Instructions to follow: Calculate how many lines of the data hold "freelancers". The answer consists of that number only.

Provided entries:

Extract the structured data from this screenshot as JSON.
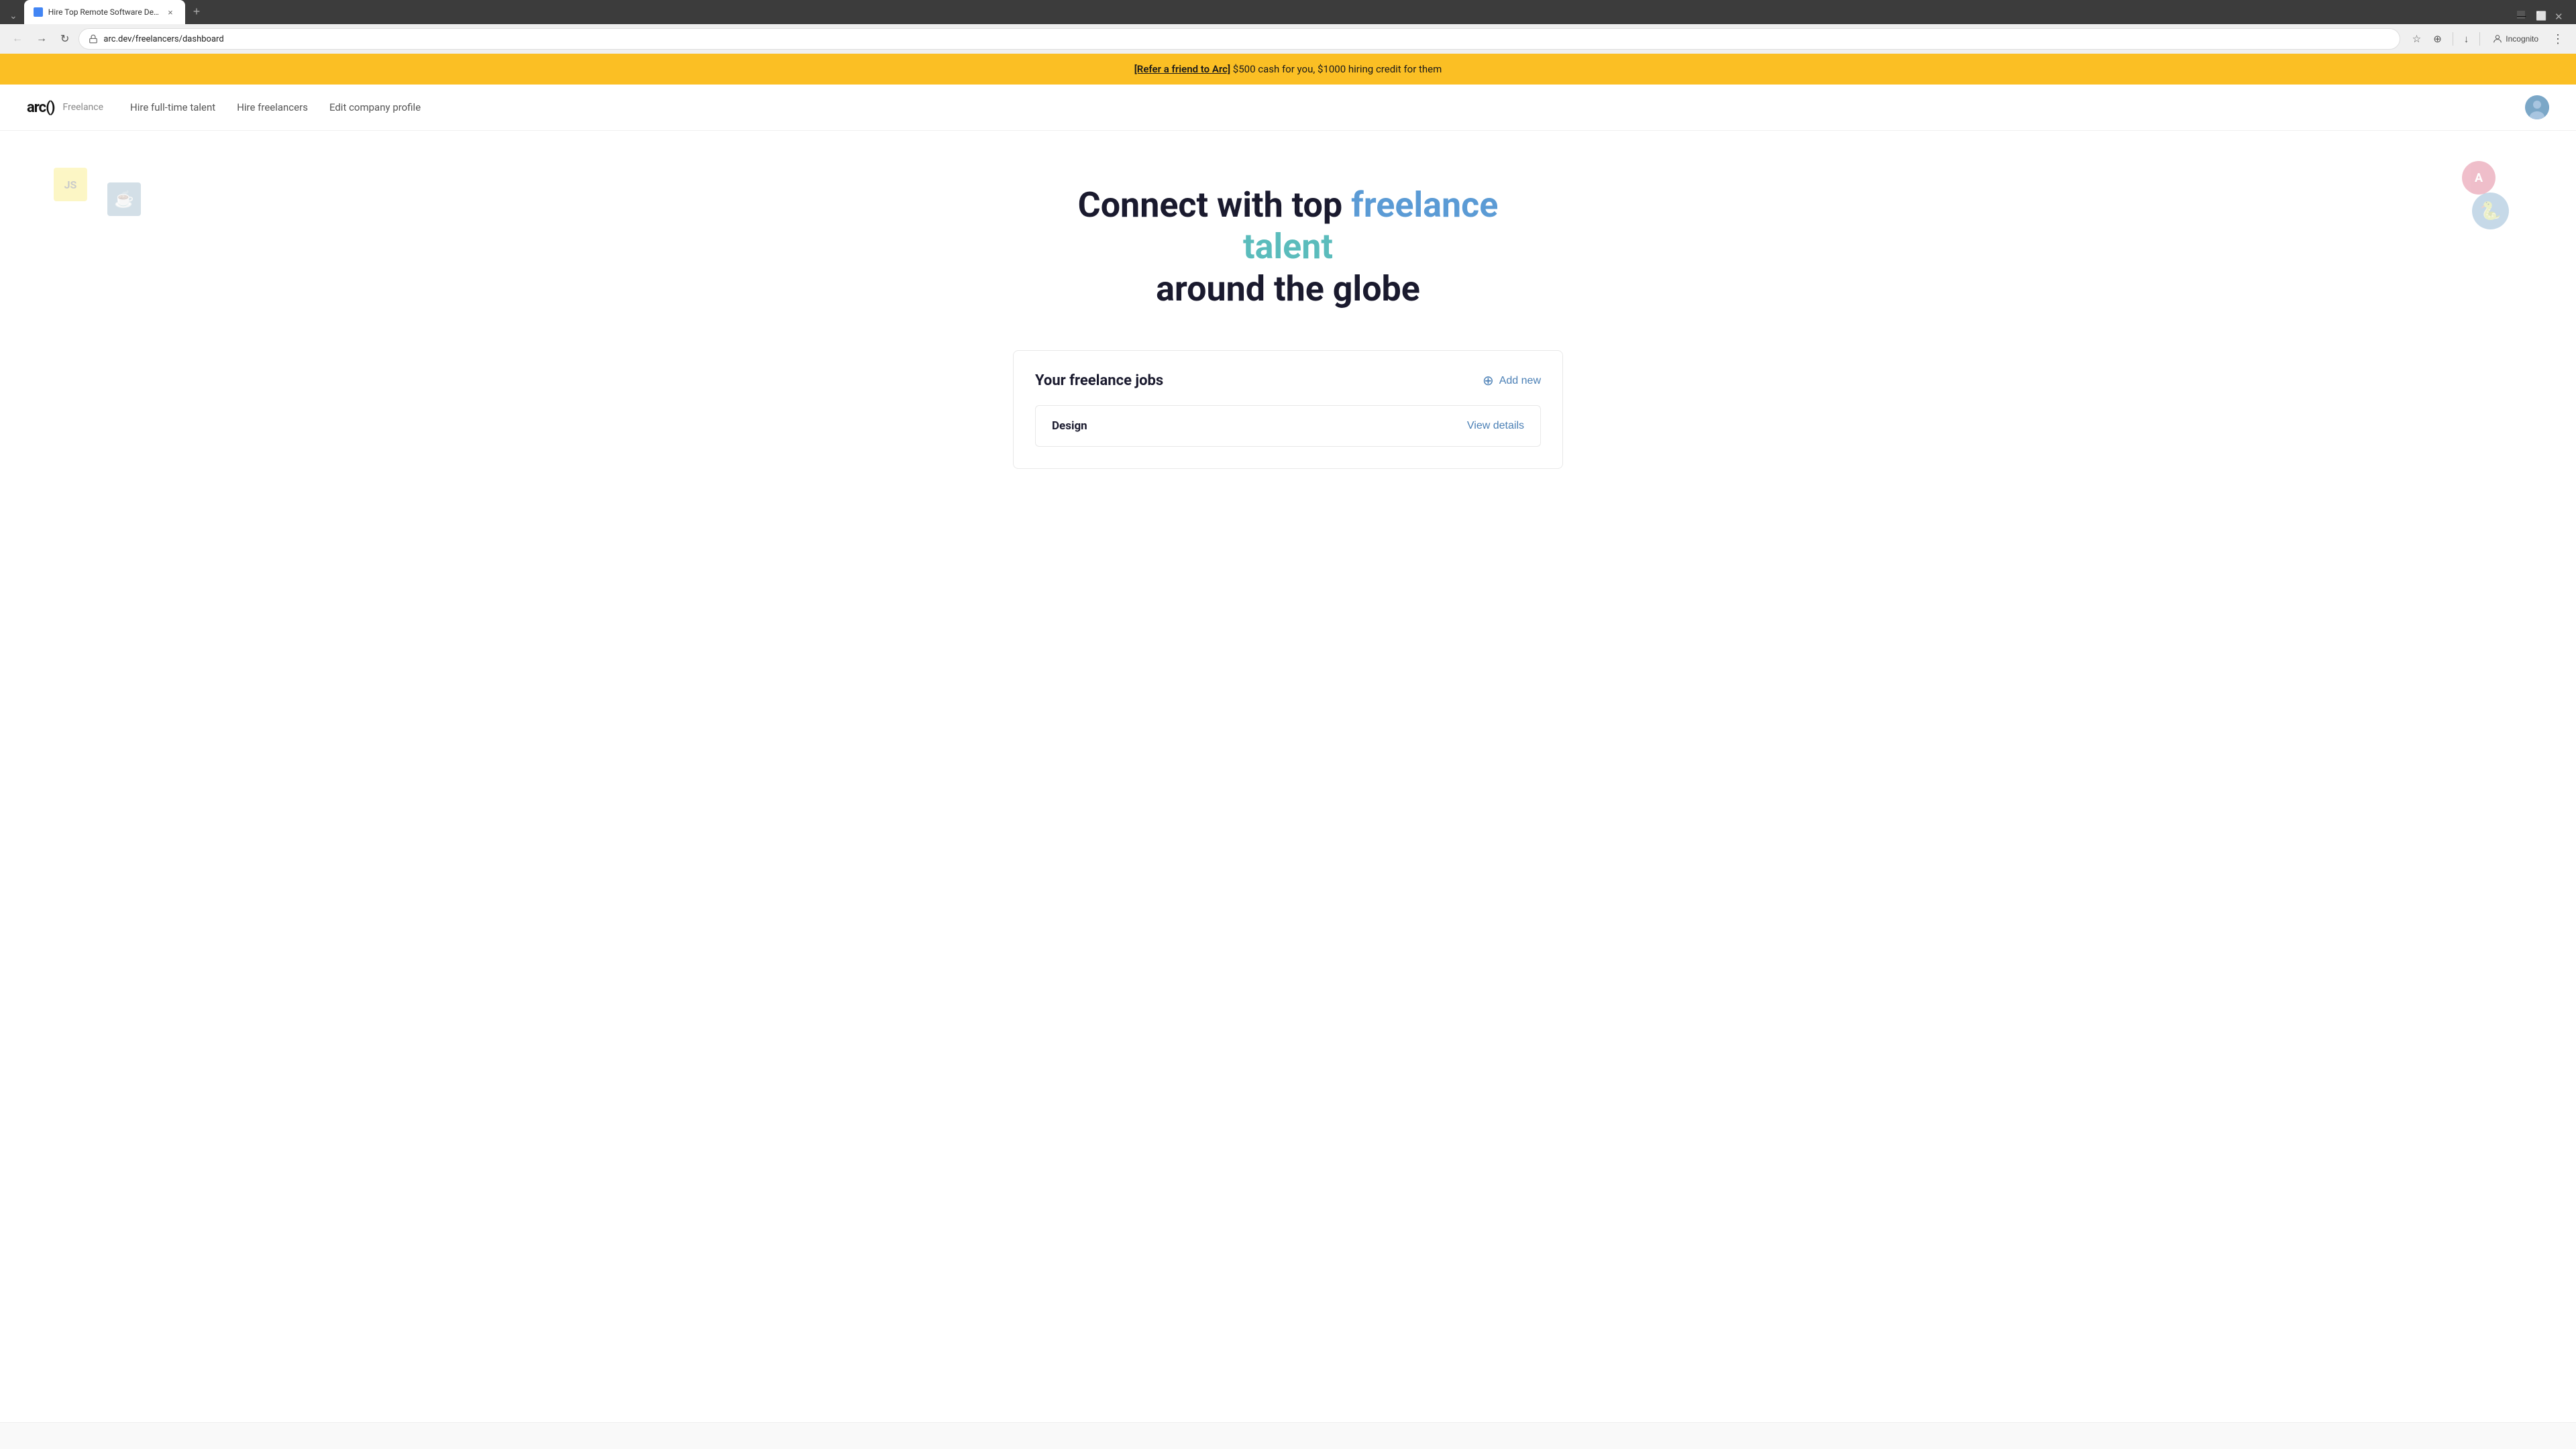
{
  "browser": {
    "tab_active_title": "Hire Top Remote Software Dev...",
    "tab_close_label": "×",
    "tab_new_label": "+",
    "nav_back_icon": "←",
    "nav_forward_icon": "→",
    "nav_refresh_icon": "↻",
    "address_url": "arc.dev/freelancers/dashboard",
    "nav_bookmark_icon": "☆",
    "nav_extensions_icon": "⊕",
    "nav_download_icon": "↓",
    "nav_incognito_label": "Incognito",
    "nav_more_icon": "⋮",
    "tab_dropdown_icon": "⌄"
  },
  "banner": {
    "link_text": "[Refer a friend to Arc]",
    "message": " $500 cash for you, $1000 hiring credit for them"
  },
  "header": {
    "logo_mark": "arc()",
    "logo_tagline": "Freelance",
    "nav_items": [
      {
        "label": "Hire full-time talent",
        "active": false
      },
      {
        "label": "Hire freelancers",
        "active": false
      },
      {
        "label": "Edit company profile",
        "active": false
      }
    ]
  },
  "hero": {
    "title_part1": "Connect with top ",
    "title_highlight1": "freelance talent",
    "title_part2": " around the globe",
    "icon_js": "JS",
    "icon_angular": "A",
    "icon_java": "☕",
    "icon_python": "🐍"
  },
  "jobs": {
    "section_title": "Your freelance jobs",
    "add_new_label": "Add new",
    "items": [
      {
        "name": "Design",
        "view_label": "View details"
      }
    ]
  },
  "colors": {
    "banner_bg": "#fbbf24",
    "hero_highlight1": "#5b9bd5",
    "hero_highlight2": "#6bc5c5",
    "link_blue": "#4a7fb5",
    "text_dark": "#1a1a2e"
  }
}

Solution for this problem: 2